Go through the entries below. Copy out every line that contains "lastName".
*** Opening of Data ***
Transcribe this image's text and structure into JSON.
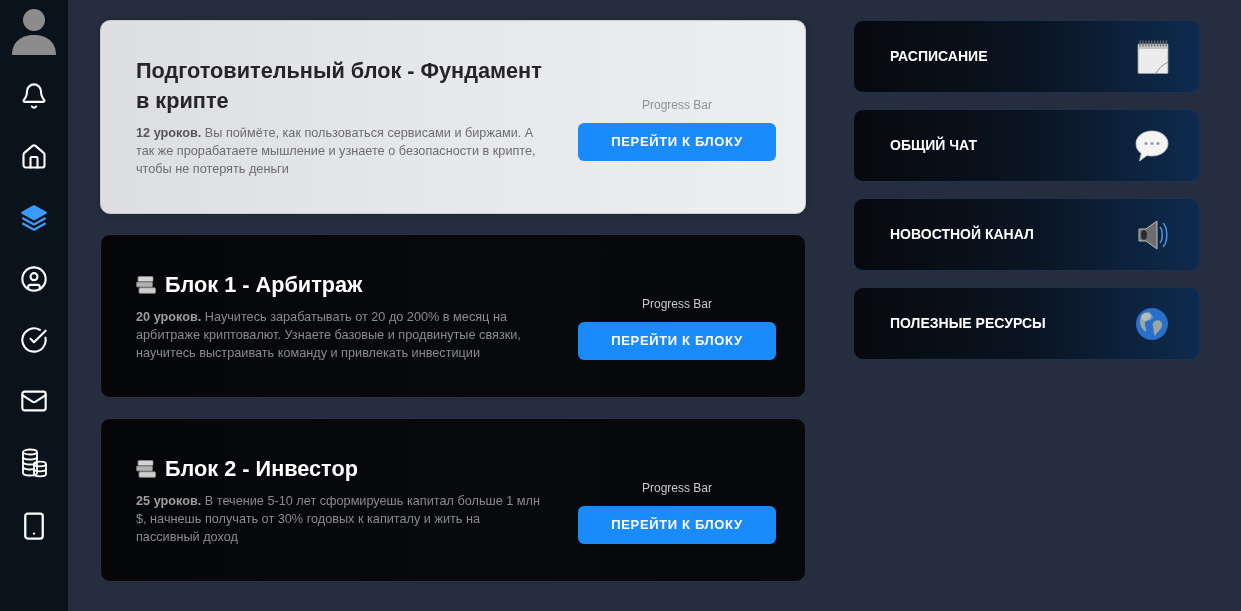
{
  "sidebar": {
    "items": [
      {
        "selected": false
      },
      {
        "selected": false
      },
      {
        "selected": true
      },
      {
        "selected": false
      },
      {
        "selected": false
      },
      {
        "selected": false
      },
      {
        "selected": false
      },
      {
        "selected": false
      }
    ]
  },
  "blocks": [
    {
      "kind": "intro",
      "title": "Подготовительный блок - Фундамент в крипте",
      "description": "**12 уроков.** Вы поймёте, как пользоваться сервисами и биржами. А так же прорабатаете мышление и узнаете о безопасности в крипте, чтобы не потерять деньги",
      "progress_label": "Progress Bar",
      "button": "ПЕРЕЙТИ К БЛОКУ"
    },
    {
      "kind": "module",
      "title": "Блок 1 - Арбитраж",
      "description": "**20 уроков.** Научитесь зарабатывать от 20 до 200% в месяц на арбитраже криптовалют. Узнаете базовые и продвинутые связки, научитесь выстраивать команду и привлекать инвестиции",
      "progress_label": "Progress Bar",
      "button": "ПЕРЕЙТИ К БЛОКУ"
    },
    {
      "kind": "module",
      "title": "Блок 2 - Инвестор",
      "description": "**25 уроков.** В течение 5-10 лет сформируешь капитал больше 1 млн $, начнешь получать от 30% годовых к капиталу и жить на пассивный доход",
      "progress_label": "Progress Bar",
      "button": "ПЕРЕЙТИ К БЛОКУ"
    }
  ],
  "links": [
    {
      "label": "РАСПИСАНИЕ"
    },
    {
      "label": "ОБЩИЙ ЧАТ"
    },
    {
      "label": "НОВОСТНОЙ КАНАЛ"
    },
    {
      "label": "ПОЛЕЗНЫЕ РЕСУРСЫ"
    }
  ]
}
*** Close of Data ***
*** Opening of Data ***
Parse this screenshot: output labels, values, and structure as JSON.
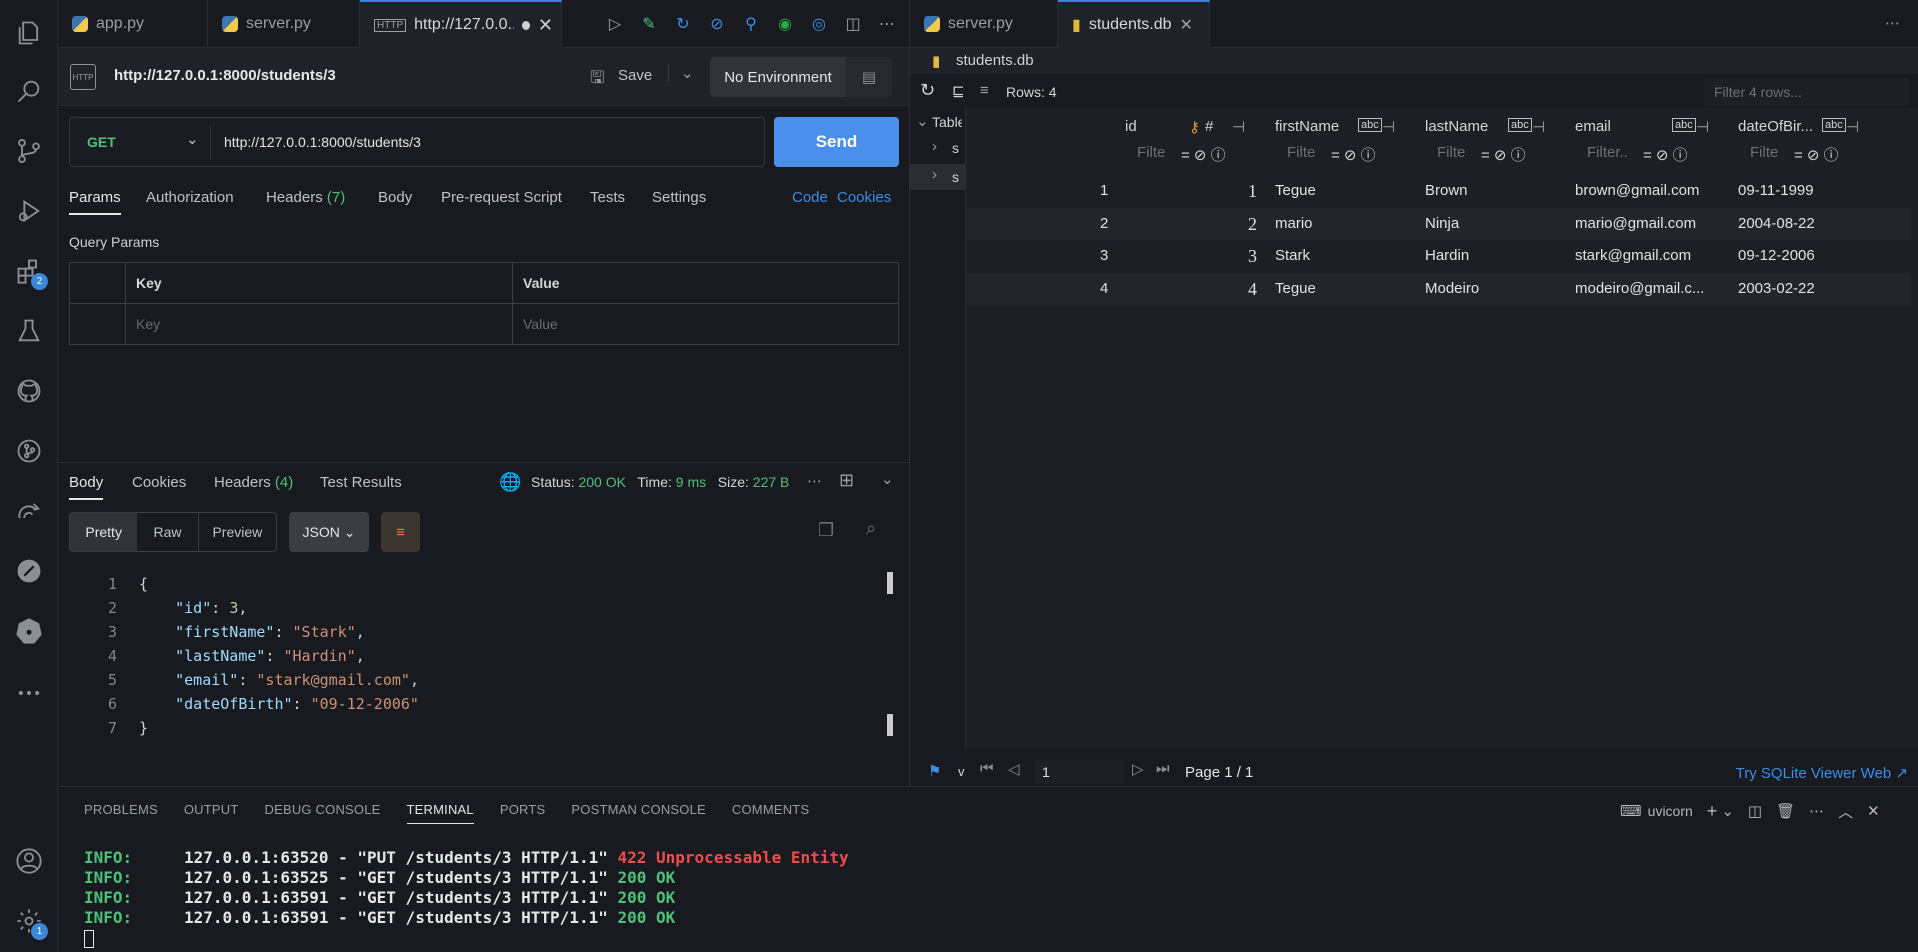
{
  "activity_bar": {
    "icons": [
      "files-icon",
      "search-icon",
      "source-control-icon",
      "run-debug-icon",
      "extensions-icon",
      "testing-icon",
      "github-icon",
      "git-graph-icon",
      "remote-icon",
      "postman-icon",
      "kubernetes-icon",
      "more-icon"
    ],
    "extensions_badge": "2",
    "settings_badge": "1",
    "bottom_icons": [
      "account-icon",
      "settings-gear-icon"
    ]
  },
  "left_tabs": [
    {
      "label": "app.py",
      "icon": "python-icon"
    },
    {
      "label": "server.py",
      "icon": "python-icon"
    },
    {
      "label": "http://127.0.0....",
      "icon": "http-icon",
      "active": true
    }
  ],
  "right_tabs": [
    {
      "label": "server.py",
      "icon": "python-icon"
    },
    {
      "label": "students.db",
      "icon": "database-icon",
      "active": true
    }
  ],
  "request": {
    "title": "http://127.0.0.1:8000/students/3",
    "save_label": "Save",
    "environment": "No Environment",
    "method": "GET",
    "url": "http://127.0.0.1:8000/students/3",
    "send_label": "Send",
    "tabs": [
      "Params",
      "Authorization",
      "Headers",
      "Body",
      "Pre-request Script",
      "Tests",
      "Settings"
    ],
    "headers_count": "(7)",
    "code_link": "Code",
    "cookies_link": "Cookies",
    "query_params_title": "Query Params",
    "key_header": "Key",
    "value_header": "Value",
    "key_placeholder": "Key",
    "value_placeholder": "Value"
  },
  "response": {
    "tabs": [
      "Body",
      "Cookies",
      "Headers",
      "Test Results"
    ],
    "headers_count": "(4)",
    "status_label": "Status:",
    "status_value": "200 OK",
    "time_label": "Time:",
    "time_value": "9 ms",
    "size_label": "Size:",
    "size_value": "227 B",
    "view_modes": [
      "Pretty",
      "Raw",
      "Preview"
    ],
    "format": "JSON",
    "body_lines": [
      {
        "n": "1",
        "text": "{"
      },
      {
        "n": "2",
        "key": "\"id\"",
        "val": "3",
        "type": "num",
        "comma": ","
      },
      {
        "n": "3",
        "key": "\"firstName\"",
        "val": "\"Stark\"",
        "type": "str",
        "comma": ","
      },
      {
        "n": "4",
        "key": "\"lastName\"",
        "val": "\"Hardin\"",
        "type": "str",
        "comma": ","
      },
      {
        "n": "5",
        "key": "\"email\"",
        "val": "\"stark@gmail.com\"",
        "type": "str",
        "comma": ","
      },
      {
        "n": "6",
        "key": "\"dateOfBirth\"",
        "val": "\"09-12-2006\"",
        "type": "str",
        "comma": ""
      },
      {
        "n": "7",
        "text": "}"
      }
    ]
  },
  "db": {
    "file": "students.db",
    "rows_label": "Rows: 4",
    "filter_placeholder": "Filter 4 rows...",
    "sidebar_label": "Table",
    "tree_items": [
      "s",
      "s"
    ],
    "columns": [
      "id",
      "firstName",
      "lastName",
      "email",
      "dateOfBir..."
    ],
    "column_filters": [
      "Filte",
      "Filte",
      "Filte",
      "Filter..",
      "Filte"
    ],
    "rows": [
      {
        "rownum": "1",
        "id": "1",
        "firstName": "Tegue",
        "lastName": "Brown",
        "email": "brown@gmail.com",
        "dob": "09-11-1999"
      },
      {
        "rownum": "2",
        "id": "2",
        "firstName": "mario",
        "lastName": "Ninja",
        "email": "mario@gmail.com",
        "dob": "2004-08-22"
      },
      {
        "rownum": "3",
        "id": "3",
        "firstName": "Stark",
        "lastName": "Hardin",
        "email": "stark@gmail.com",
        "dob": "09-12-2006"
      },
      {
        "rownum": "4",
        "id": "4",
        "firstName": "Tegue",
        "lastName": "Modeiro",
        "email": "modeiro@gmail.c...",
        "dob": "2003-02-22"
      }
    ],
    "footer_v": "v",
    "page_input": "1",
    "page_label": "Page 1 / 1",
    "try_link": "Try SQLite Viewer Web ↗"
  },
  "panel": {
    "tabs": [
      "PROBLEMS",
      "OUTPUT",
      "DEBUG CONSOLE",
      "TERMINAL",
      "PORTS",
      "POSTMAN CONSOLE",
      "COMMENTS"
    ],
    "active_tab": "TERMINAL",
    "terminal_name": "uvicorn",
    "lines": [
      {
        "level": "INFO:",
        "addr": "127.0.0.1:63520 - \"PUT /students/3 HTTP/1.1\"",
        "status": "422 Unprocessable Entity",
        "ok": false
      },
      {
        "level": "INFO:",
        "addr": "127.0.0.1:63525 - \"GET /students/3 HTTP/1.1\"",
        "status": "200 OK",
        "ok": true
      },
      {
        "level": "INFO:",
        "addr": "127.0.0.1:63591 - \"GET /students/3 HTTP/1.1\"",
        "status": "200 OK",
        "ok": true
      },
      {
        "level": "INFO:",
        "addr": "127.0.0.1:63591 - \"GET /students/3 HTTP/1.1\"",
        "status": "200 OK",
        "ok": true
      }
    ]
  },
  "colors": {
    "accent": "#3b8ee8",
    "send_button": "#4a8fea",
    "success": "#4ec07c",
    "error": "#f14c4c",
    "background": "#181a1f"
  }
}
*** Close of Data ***
*Answer for this exercise*
        "key": "\"lastName\"",
      "lastName",
        "lastName": "Brown",
        "lastName": "Ninja",
        "lastName": "Hardin",
        "lastName": "Modeiro",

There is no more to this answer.